Senator Rand Paul (R-KY) has been in the news several times this week for warning the state of Texas, criticizing Bill Clinton, and most recently announcing a class action lawsuit against the Obama Administration. Sen. Paul, a favorite of the Tea Party movement, has rarely hesitated to speak his mind on the national stage, and in this past week he has stepped to the forefront of the debate to offer his opinions. The first occasion concerned the state of Texas, long considered a reliable Republican stronghold.
Paul was speaking at a dinner for fellow Senator John Cornyn (R-TX) in Dallas and warned those in attendance that Texas could turn blue (become Democratic) within ten years if the Republican Party did not change its message and tactics. Paul mostly connected the situation in Texas to the ongoing debate regarding immigration, but also scolded the GOP for not being a more inclusive institution. He conceded that immigration was a “touchy subject” and that not everyone in the party would agree on how to deal with it.
Paul said that Republicans need not change their policy so much as their tactics. They need to communicate their ideas about immigration more effectively and be more willing to actually legislate on the issue rather than simply obstruct Democratic initiatives. He said that border enforcement remains critical, as well as welcoming those who want to come to the United States to work. Paul argued that the total lack of action on immigration frustrated all Americans, particularly Latinos.
Paul also took the occasion to scold Republicans for not being more inclusive. He said that the GOP cannot basically “concede” minorities to the Democratic Party. Paul wants a Republican Party that “looks more like America,” and is open to people of all ethnicities and backgrounds. As with his comments on immigration, he argued that this does not necessitate concessions on policy or changing the underlying positions of the party. Instead, Paul claims that the GOP must do a better job of reaching out to people. He said there will be African-Americans, Latinos, Asians, and others who will agree with the things the Republican Party stands for, but currently the “message” is that the GOP wants nothing to do with those groups. That, Paul says, is what has to change. Rand Paul did not stop at warning Texas however. He went on to criticize Bill Clinton and to sue the Obama Administration.
Paul brought up the old “womanizing” habits of former President Bill Clinton, in a somewhat unusual tactic. These attacks from Paul against Clinton actually began in January, but they resurfaced recently as Paul was criticized by long-time Republican strategist Karl Rove. It is believed that Paul’s attack against Clinton is designed to counter the Democratic narrative of the GOP’s so-called “War Against Women.” Paul claims that Democrats are essentially hypocrites for saying they stand for women, while at the same time excusing or ignoring “predatory behavior” by the likes of prominent Democrats like Clinton.

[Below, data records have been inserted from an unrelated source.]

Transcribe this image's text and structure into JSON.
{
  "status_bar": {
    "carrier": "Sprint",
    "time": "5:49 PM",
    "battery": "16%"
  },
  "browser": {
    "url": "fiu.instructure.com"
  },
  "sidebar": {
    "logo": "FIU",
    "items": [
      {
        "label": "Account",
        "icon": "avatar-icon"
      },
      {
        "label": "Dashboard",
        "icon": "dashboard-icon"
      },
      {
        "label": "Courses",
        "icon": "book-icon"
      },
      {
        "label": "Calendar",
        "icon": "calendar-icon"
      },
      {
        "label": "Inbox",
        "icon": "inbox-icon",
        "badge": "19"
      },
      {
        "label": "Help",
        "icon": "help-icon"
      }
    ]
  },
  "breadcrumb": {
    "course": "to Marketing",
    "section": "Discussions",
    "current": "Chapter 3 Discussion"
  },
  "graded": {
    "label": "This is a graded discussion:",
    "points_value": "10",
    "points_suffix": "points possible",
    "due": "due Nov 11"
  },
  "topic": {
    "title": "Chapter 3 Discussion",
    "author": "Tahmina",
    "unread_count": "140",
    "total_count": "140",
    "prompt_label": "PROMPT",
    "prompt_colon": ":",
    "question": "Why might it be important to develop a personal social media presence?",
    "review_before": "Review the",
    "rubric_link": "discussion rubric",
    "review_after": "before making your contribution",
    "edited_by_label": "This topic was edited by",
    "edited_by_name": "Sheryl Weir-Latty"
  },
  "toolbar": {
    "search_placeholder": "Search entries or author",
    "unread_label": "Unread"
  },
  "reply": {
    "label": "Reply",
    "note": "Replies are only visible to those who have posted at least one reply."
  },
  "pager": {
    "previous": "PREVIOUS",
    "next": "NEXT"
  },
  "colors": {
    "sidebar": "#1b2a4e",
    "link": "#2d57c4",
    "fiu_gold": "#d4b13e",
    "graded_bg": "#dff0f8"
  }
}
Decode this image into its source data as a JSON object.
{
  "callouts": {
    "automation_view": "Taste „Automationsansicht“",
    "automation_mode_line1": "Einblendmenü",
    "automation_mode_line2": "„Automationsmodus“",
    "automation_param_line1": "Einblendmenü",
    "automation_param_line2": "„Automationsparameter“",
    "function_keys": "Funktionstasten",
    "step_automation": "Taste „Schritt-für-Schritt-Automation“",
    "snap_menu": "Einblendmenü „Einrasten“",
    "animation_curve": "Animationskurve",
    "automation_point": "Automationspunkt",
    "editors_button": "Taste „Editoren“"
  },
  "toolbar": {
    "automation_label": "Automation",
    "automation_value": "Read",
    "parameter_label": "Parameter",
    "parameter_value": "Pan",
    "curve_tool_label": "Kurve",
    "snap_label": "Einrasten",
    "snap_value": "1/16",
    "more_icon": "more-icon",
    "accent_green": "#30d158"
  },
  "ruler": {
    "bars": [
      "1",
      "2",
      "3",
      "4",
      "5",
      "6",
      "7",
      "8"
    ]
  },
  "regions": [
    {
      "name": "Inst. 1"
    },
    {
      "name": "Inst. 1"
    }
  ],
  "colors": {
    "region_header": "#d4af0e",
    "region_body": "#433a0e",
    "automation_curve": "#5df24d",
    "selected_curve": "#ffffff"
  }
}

Rove draws attention to the flaws in Paul’s criticism. He argues that it does nothing to move the country forward or highlight what Paul himself could bring to the country as a candidate for president. The U.S. does not want to rehash the controversies of the Clinton years, and to bring them up again makes Paul look “small,” according to Rove. The other potential flaw in this is that Clinton was actually still very popular at the height of his sexual scandals. Rove argued that Clinton’s dalliances never resonated with the country except in a tabloid sense, despite his eventual impeachment by a Republican controlled House of Representatives. Paul has little to gain by continuing to bash Bill Clinton in Rove’s mind.
Sen. Paul continued his week in the news by recently announcing a class-action lawsuit against the Obama Administration pertaining to the controversial intelligence gathering operations conducted by the National Security Agency. (NSA) The lead attorney for the suit will be former Virginia gubernatorial candidate Ken Cuccinelli and will be joined by Matt Kibbe, representing the Tea Party affiliated group FreedomWorks. In a joint statement to CNN, the three men reject the argument that the NSA programs are necessary to keep American citizens safe in an age of terrorism. They claim that the “blanket collection” of electronic data by the NSA is a direct violation of the protections given in the Fourth Amendment of the U.S. Constitution. Paul and his companions are seeking a court ruling stating that this collection is unconstitutional.
President Obama has recently announced some reforms intended to ease concerns regarding the NSA programs. Paul, and other privacy advocates, contend that these minor changes do little to address issues of privacy or protect the rights of U.S. citizens, to say nothing of how they affect the collection of data abroad. They not only want the NSA programs halted, but they want the data already collected by the agency to be deleted or destroyed since it was obtained illegally. Paul stated that the lawsuit was not a political issue and that privacy is not a matter of “progressive versus conservative,” but instead a matter of concern to all Americans everywhere.
Senator Rand Paul has often found occasion to make his opinion known on issues of national importance. That trend continued this week as Sen. Paul warned Texas, criticized Bill Clinton, and sued the Obama Administration.
By Christopher V. Spencer